Thus far, we have seen three different kinds of vertex attributes. We have used positions, colors, and now normals. Before we can continue, we need to discuss the ramifications of having three independent vertex attributes on our meshes.

A mesh's *topology* defines the
connectedness between the vertices. However, each vertex attribute can have its own
separate topology. How is this possible?

Consider a simple cube. It has 8 vertex positions. The topology between the positions of the cube is as follows:

The topology diagram has the 8 different positions, with each position connected to three neighbors. The connections represent the edges of the cube faces, and the area bounded by connections represent the faces themselves. So each face has four edges and four positions.

Now consider the topology of the normals of a cube. A cube has 6 faces, each of which has a distinct normal. The topology is a bit unorthodox:

The square points represent distinct normals, not positions in space. The connections between normals all loop back on themselves. That's because each vertex of each face uses the same normal. While the front face and the top face share two vertex positions in common, they share no vertex normals at all.
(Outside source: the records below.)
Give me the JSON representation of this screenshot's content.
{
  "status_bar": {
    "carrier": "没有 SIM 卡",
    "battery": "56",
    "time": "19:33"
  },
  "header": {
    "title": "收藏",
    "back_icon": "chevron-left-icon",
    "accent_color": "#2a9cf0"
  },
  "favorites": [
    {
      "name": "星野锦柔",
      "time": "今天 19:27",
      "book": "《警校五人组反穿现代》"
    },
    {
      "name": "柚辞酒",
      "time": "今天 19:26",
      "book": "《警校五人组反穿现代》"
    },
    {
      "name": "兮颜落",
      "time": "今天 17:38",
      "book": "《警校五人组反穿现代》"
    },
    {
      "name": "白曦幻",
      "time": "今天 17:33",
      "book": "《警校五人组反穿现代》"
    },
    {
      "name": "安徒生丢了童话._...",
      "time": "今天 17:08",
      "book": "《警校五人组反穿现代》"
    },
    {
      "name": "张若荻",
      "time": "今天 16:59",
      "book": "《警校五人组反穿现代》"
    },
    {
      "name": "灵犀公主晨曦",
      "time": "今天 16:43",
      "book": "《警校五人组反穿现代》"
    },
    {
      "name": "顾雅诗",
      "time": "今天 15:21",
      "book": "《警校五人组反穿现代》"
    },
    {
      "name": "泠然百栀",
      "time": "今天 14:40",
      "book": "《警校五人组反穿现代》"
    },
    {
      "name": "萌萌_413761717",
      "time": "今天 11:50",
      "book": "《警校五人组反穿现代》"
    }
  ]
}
Therefore, there is no topological relation between the front normal and the top normal. Each normal value is connected to itself four times, but it is connected to nothing else.

We have 8 positions and 6 normals. They each have a unique topology over the mesh. How do we turn this into something we can render?

If we knew nothing about OpenGL, this would be simple. We simply use the topologies to build the meshes. Each face is broken down into two triangles. We would have an array of 8 positions and 6 normals. And for each vertex we render, we would have a list of indices that fetch values from these two arrays.

The index list for two faces of the cube might look like this (using a C++-style multidimensional list):

{ {0, 0}, {1, 0}, {2, 0}, {1, 0}, {3, 0}, {2, 0}, {0, 1}, {4, 1}, {1, 1}, {4, 1}, {6, 1}, {1, 1}, }

The first index in each element of the list pulls from the position array, and the second index pulls from the normal array. This list explicitly specifies the relationship between faces and topology: the first face (composed of two triangles) contains 4 positions, but uses the same normal for all vertices. The second face shares two positions with the first, but no normals.

This is complicated in OpenGL because of one simple reason: we only get
*one* index list. When we render with an index array, every
attribute array uses the same index. Therefore, what we need to do is convert the above
index list into a list of unique combinations of vertex attributes. So each pair of
indices must refer to a unique index.

Consider the first face. It consists of 4 unique vertices; the index pairs {1, 0} and {2, 0} are repeated, since we must draw triangles. Since these pairs are repeats, we can collapse them; they will refer to the same index. However, the fact that each vertex uses the same normal must be ignored entirely. Therefore, the final index list we use for the first face is:

{ 0, 1, 2, 1, 3, 2 }

The attribute arrays for this one face contain 4 positions and 4 normals. But while the positions are all different, the normals must all be the same value. Even though they are stored in four separate locations. This seems like a waste of memory.

This gets worse once we move on to the next face. Because we can only collapse index pairs that are identical, absolutely none of the vertices in the second face share indices with the first face. The fact that we reuse two positions in the next face is irrelevant: we must have the following index list:

{ 4, 5, 6, 5, 7, 6 }

The attribute array for both faces contains 8 positions and 8 normals. Again, the normals for the second face are all duplicates of each other. And there are two positions that are duplicated. Topologically speaking, our cube vertex topology looks like the following:

Each face is entirely distinct topologically from the rest.

In the end, this gives us 24 positions and 24 normals in our arrays. There will only be 6 distinct normal values and 8 distinct position values in the array, but there will be 24 of each. So this represents a significant increase in our data size.

Do not be too concerned about the increase in data however. A cube, or any other faceted object, represents the worst-case scenario for this kind of conversion. Most actual meshes of smooth objects have much more interconnected topologies.

Mesh topology is something to be aware of, as is the ability to convert attribute topologies into forms that OpenGL can directly process. Each attribute has its own topology which affects how the index list is built. Different attributes can share the same topology. For example, we could have colors associated with each face of the cube. The color topology would be identical to the normal topology.

Most of the details are usually hidden behind various command-line tools that are used to generate proper meshes from files exported from modelling programs. Many videogame developers have complex asset conditioning pipelines that process exported files into binary formats suitable for loading and direct upload into buffer objects. But it is important to understand how mesh topologies work.